The first series plays it safe by going for a selection of 10 short stories that are relativity unknown.   None of the famous cases appear, which is the safest way for a new series to play. All of them have good solid plots that create 50 minutes worth of entertainment. There's several murders, a couple of disappearances, and two exotic trips abroad.

In Clapham Cook, an arogant Poirot is annoyed that the only case in the whole of London is a petty search for a missing cook. In Murder in the Mews, on bonfire night, there's a mysterious murder, or is it suicide? Poirot helps to track down a missing child in The Adventure of Johnnie Waverly.

Poirot is intrigued by a man he sees in a restaurant, particularly as he is supposed to be dead in Four and Twenty Blackbirds. In The Third Floor Flat, Poirot finds murder on his own doorstep and in Triangle at Rhodes, Poirot solves a murder on his holiday.

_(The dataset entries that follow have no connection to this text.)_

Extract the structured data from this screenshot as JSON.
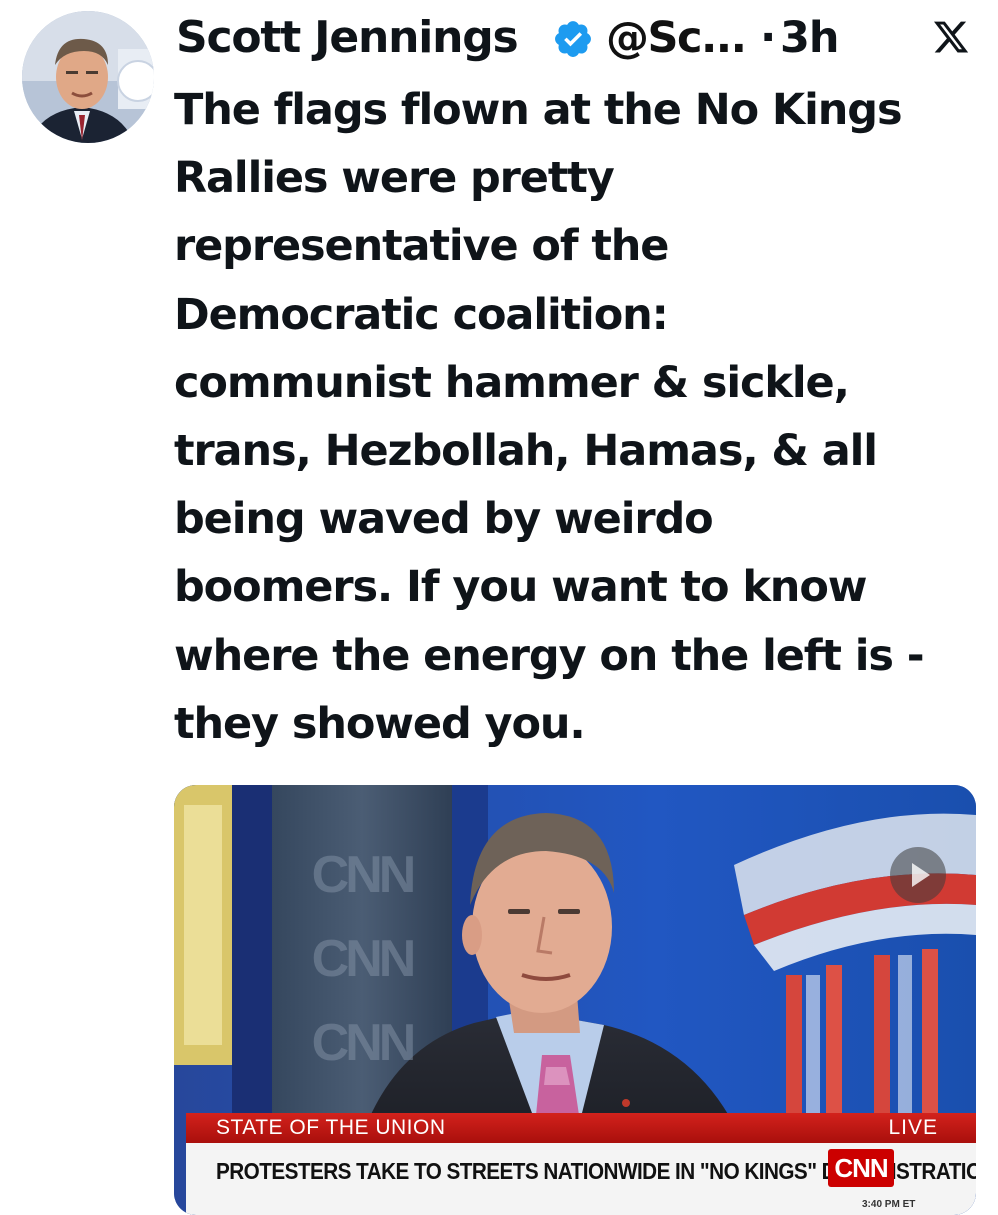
{
  "tweet": {
    "author": {
      "name": "Scott Jennings",
      "handle": "@Sc...",
      "verified": true,
      "avatar_icon": "profile-photo"
    },
    "dot": "·",
    "time": "3h",
    "platform_icon": "x-logo-icon",
    "text": "The flags flown at the No Kings\nRallies were pretty\nrepresentative of the\nDemocratic coalition:\ncommunist hammer & sickle,\ntrans, Hezbollah, Hamas, & all\nbeing waved by weirdo\nboomers. If you want to know\nwhere the energy on the left is -\nthey showed you."
  },
  "media": {
    "type": "video",
    "chyron": {
      "show": "STATE OF THE UNION",
      "live": "LIVE",
      "headline": "PROTESTERS TAKE TO STREETS NATIONWIDE IN \"NO KINGS\" DEMONSTRATIONS",
      "network": "CNN",
      "clock": "3:40 PM ET"
    },
    "background_wall_text": "CNN"
  },
  "colors": {
    "verified": "#1d9bf0",
    "chyron_red": "#c8161d",
    "text": "#0f1419"
  }
}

Whilst on a boating trip in Problem at Sea, one of the passengers is murdered, The Incredible Theft sees Poirot investigating the stealing of an important document. The King of Clubs brings Poirot into the world of the film making industry and in The Dream, a mysterious dream culminates in murder.

Direction, production, location

For a first series of a show, not knowing whether there will be another series, it's surprising that there are two episodes set in exotic locations. There must have been a relatively large budget, and I'm sure the beautifully filmed locations boosted the start of the series. The first series shows us Florin Court as Whitehaven Mansions, now an icon and generally known as Poirot's residence.

Cast and characters 

I really like the way we are introduced to the great and diverse character of Hercule Poirot in the first series. We see his shoes, and we gradually get to see his iconic mustache as the camera pans upwards. All of his little eccentricities are wonderfully mastered by David Suchet, who clearly relaxes into the role even in the first series.

We get to meet all of the regular 'family' of Poirot's: Captain Hastings played by Hugh Fraser, Chief Inspector Japp played by Philip Jackson and Miss Lemon played by Pauline Moran. We get to meet them all and the relationships between both characters and the actors are strong and have helped the series to be the success that it is.